The Lakers can't even agree among themselves on the reasons for the slide. Forward Rick Fox thinks they sometimes stray too far from their triangle offense, while others think it's merely all the missed shots that are undoing an offense that is otherwise running competently. Forward Robert Horry believes that his team is complacent, while backup guard Brian Shaw says, "I don't think that's the case."

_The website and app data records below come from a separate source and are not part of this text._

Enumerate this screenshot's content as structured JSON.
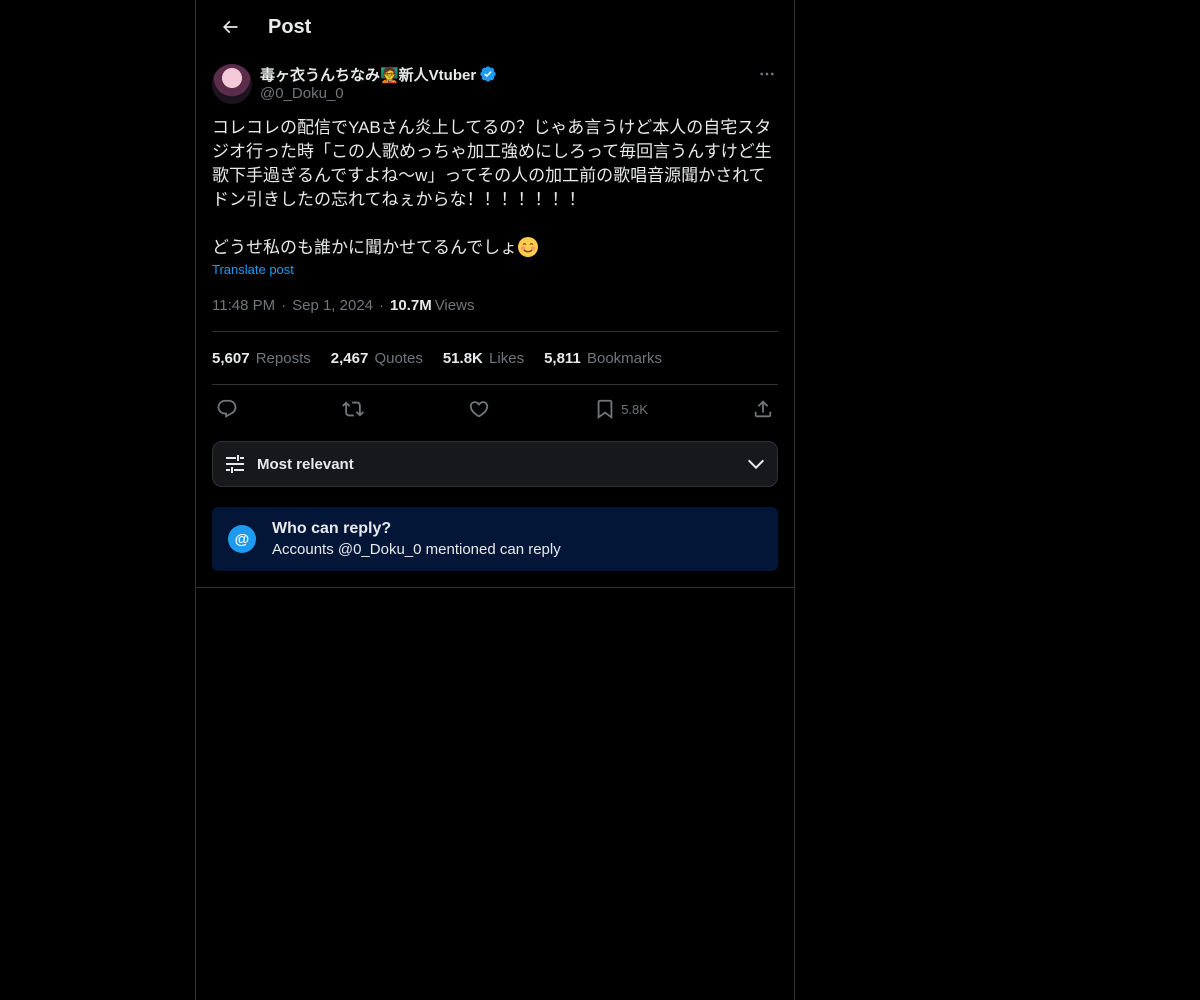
{
  "header": {
    "title": "Post",
    "back_icon": "arrow-left-icon"
  },
  "post": {
    "author": {
      "display_name": "毒ヶ衣うんちなみ🧑‍🏫新人Vtuber",
      "handle": "@0_Doku_0",
      "verified_icon": "verified-badge-icon",
      "verified_color": "#1d9bf0"
    },
    "more_icon": "more-horizontal-icon",
    "text": "コレコレの配信でYABさん炎上してるの？じゃあ言うけど本人の自宅スタジオ行った時「この人歌めっちゃ加工強めにしろって毎回言うんすけど生歌下手過ぎるんですよね〜w」ってその人の加工前の歌唱音源聞かされてドン引きしたの忘れてねぇからな！！！！！！！\n\nどうせ私のも誰かに聞かせてるんでしょ",
    "emoji": "☺️",
    "translate_label": "Translate post",
    "time": "11:48 PM",
    "date": "Sep 1, 2024",
    "views_count": "10.7M",
    "views_label": "Views"
  },
  "stats": {
    "reposts_count": "5,607",
    "reposts_label": "Reposts",
    "quotes_count": "2,467",
    "quotes_label": "Quotes",
    "likes_count": "51.8K",
    "likes_label": "Likes",
    "bookmarks_count": "5,811",
    "bookmarks_label": "Bookmarks"
  },
  "actions": {
    "reply_icon": "reply-icon",
    "repost_icon": "repost-icon",
    "like_icon": "heart-icon",
    "bookmark_icon": "bookmark-icon",
    "bookmark_count": "5.8K",
    "share_icon": "share-icon"
  },
  "sort": {
    "label": "Most relevant",
    "icon": "sliders-icon",
    "chevron_icon": "chevron-down-icon"
  },
  "reply_restriction": {
    "icon_text": "@",
    "title": "Who can reply?",
    "subtitle": "Accounts @0_Doku_0 mentioned can reply",
    "background": "#031637"
  },
  "colors": {
    "accent": "#1d9bf0",
    "background": "#000000",
    "border": "#2f3336",
    "muted_text": "#71767b"
  }
}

Everything is as clear as a smoggy L.A. morning. It might seem, for example, that Bryant, who had back-to-back games of 44 and 31 points last week, is playing as well as ever. But he's not. While his 26.7-point scoring average at week's end is in line with his last two seasons, his shooting percentage (44.3%) is down markedly, even with Shaq back and attracting defenders. The proliferation of collapsing zone defenses, most often pointed to as hindering Shaq, is also hurting Kobe, who sometimes looks as if he's "it" in an enervating game of tag, so relentlessly do teams gang-pursue him.
And since Kobe is the facilitator of the offense, that congestion has hindered the execution of the triangle. Role players Fox, Horry, Derek Fisher, Samaki Walker and Devean George—who were shooting a collective 39.3% at week's end—are finding their customary looks unavailable as Bryant attracts defenders like aphids to a tomato plant. Because the passing lanes are clogged, says Shaw, "We don't get those jumpers from the corner of the free throw line and the baseline."
Still, the prevailing theory—that the Lakers will be the class of the league when O'Neal is 100%—might turn out to be correct. In describing how sick he is of losing, Shaq said last week that he is "pissed off to the highest point of pissivity." But given the hole the Lakers have dug for themselves, if s going to take more than I've-had-it declarations from the game's most dominant player. Teams have developed a taste for beating L.A. and, it seems, a defensive plan for doing it.